((

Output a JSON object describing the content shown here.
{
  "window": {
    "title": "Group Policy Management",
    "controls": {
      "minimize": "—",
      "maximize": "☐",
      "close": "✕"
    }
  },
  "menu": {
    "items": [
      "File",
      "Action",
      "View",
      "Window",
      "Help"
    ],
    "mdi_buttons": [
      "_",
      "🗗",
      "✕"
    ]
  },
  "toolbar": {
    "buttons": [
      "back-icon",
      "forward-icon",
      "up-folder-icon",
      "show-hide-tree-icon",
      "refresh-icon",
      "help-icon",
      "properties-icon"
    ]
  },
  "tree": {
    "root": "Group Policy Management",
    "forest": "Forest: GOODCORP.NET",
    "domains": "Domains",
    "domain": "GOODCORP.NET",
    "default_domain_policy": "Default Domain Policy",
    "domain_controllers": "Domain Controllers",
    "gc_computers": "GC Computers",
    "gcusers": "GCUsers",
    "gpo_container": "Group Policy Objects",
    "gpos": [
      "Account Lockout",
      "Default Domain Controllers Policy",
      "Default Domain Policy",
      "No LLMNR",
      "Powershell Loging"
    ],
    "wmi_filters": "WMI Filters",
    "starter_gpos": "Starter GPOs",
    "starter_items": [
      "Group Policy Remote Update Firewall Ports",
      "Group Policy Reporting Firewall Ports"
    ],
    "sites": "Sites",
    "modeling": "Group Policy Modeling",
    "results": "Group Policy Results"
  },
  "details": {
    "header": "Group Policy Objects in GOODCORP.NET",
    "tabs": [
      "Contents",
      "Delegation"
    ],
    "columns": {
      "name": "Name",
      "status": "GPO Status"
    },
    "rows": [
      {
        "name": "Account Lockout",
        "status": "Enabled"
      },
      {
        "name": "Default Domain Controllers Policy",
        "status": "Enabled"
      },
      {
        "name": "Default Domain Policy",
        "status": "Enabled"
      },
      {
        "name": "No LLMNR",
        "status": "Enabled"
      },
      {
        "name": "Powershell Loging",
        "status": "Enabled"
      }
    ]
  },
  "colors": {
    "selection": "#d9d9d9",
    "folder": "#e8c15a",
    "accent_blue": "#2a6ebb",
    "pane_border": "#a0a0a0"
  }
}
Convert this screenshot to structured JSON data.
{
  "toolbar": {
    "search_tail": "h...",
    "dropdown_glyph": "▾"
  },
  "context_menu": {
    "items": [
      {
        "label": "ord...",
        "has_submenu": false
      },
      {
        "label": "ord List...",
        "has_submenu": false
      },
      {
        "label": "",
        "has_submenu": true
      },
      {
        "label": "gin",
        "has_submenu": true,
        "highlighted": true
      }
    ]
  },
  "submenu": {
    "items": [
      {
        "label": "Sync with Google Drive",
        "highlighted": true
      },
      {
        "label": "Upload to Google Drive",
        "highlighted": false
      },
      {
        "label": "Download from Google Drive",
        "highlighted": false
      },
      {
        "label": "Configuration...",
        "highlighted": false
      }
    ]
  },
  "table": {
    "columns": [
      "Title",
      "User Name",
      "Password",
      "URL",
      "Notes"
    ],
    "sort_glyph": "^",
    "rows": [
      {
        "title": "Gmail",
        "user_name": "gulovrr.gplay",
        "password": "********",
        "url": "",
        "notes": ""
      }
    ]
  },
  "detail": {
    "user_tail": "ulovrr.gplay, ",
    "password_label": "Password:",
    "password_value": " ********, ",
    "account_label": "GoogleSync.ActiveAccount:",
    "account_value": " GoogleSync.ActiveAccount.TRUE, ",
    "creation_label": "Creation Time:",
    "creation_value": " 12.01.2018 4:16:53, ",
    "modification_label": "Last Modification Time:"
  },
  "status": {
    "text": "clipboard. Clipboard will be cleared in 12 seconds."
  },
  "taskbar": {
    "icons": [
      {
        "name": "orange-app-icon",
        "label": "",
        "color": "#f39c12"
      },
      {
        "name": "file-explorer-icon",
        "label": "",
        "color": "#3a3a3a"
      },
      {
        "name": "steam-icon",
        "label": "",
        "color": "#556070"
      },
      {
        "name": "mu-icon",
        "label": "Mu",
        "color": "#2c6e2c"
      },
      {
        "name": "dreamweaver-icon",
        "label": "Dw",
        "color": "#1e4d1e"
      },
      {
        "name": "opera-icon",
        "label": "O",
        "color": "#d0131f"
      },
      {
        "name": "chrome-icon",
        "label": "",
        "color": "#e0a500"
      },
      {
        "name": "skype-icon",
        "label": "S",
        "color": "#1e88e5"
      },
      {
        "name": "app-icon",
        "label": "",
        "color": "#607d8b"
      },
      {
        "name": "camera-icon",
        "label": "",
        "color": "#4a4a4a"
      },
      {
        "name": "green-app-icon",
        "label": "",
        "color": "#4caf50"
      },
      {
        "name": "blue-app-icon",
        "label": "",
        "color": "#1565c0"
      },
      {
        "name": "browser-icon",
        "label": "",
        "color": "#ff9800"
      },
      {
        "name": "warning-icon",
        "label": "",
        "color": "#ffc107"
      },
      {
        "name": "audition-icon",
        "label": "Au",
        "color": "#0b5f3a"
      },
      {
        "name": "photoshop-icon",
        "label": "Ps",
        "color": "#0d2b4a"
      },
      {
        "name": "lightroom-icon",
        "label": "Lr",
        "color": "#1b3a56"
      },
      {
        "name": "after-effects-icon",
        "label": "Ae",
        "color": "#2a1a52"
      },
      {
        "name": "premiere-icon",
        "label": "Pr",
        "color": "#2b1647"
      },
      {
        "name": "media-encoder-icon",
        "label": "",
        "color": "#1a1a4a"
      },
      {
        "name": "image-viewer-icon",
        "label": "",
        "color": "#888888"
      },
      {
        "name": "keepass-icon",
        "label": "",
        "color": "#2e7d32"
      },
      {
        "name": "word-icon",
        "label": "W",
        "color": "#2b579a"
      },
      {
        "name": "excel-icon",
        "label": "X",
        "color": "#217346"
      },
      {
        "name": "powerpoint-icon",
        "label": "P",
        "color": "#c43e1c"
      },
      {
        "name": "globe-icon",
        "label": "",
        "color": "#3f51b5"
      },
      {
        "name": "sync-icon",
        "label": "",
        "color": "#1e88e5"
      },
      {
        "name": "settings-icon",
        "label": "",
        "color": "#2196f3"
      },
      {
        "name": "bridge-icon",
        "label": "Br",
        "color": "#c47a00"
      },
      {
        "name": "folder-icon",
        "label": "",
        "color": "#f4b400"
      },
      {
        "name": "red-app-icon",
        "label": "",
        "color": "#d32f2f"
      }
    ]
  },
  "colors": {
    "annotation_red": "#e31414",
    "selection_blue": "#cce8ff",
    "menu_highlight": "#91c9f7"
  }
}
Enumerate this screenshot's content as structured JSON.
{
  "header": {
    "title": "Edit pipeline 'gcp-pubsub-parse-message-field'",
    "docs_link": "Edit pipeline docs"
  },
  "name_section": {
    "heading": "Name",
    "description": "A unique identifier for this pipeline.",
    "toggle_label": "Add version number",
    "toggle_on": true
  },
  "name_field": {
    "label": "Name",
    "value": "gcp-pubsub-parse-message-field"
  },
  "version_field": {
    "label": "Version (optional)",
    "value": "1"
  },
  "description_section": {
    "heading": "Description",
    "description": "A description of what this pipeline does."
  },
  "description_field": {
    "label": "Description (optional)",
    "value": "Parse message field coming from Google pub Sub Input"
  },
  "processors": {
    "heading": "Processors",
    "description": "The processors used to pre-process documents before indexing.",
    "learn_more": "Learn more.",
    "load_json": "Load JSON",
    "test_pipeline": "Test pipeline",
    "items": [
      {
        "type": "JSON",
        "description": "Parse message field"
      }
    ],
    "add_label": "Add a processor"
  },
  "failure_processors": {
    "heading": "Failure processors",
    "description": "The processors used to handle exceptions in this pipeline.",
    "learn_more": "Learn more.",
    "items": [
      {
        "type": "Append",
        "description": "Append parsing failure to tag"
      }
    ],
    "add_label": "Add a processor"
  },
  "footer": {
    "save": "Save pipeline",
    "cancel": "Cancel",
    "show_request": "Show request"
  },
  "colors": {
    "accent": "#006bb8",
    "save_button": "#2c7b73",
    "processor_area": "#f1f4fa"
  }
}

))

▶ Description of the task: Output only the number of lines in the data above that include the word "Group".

▶ Result of the task: 8